Michelle Simakis
KEN BLAZE

During my conversation with Dean Engelmann, one of the principals of Tangletown Gardens in Minneapolis, for this month’s cover story we discussed what made his business so successful and how independent garden centers can continue to survive increasing competition from large retailers and e-commerce brands. Garden centers don’t have to get bigger, Engelmann said. They have to get better.
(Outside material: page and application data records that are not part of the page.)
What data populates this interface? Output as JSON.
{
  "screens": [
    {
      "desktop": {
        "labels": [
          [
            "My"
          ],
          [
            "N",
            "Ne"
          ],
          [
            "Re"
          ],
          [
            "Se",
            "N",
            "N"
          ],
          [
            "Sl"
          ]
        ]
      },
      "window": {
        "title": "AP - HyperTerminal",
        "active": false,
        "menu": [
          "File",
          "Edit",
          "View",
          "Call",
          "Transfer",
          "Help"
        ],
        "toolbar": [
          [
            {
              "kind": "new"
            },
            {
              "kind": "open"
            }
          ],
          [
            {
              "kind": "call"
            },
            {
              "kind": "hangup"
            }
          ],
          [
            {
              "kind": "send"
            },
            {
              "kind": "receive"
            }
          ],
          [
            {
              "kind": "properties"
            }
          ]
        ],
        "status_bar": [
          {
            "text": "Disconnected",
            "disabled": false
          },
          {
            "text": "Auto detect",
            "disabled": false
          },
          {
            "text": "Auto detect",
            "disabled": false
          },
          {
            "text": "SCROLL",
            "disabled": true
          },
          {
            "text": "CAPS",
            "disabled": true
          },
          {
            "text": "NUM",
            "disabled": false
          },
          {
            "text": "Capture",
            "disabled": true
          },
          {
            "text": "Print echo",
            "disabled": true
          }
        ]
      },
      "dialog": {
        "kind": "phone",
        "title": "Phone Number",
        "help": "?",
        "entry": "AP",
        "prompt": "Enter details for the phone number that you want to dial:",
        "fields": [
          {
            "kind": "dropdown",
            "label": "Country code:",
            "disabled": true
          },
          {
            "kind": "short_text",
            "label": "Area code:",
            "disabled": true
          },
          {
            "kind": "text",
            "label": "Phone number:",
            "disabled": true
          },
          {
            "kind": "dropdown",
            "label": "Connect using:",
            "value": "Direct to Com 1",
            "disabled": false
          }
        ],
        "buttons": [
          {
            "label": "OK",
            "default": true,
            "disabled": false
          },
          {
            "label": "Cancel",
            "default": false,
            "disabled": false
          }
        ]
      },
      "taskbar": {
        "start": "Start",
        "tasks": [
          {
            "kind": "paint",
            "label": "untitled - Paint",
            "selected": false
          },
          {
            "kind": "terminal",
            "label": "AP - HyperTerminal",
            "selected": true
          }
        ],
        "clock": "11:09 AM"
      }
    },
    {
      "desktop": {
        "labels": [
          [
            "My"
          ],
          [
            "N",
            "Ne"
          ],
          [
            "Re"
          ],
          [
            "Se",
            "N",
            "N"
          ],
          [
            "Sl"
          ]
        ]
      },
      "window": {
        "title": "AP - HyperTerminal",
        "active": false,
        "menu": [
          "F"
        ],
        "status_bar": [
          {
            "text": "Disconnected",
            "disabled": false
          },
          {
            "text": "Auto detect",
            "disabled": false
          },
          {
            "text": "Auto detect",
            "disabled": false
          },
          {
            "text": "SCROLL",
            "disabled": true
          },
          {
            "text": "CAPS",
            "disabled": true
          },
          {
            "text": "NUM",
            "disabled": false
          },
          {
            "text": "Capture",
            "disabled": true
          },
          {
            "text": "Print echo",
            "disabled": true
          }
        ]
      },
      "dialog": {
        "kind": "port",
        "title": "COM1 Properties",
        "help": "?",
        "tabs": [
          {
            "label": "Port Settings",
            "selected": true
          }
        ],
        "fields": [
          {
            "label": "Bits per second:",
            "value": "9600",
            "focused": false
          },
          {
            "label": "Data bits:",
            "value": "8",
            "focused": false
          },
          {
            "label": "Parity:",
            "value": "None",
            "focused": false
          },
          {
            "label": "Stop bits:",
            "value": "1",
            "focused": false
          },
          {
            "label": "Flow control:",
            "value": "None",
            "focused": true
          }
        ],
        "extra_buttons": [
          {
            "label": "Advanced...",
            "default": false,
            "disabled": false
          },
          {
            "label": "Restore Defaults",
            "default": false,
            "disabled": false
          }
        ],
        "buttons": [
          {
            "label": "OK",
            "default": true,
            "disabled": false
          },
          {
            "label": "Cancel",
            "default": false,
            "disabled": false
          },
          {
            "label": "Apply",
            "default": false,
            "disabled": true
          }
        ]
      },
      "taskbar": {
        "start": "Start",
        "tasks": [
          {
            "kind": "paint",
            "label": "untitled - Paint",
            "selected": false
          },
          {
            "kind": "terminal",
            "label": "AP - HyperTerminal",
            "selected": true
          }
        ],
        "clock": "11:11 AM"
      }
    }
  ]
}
Retailers (and we as editors) often look to successful, interesting businesses for inspiration and ideas, and to discover what strategies or departments have been hits for them that other companies can adopt. Instead of thinking about what they can add to improve their businesses, Engelmann said independent garden centers can instead consider eliminating departments or divisions that aren’t working for them. (Leslie Halleck also noted this strategy in her article, “Focus for faster growth,” published in the November 2016 issue: bit.ly/2lBqH1z.)

Over its 15-year history, Tangletown has grown, adding departments and divisions when the time seemed right, including a CSA program, a farm where they grow produce and raise livestock, a restaurant and landscape design and installation. They once offered landscape maintenance, too.

“We started doing landscape maintenance pretty intensively, and it was our hardest, most difficult thing to start and get our arms around. Every year, it seemed like a more challenging element,” Engelmann said. “When we sat down and looked at our core values, what we want to be great at and what we have the ability to be great at, we said we want to be great farmers, great growers, great retailers and great landscape designers and installers. We never said we wanted to be great at garden maintenance.”

Through the process of strategic planning and determining who they are as a company, Tangletown realized maintenance wasn’t a strong division for them, so they got rid of it. They also noted they didn’t have passion for it in the same way they have passion for growing, farming, producing quality food and designing landscapes.

As a company, what do you want to be great at? What are you passionate about? These questions could help guide your next strategic planning meeting. Consider getting better by getting smaller. It’s easier said than done, of course, when you have people, time and money invested. But if it’s not working, having the courage to get out is just as important as being willing to take on something new.

Michelle Simakis

msimakis@gie.net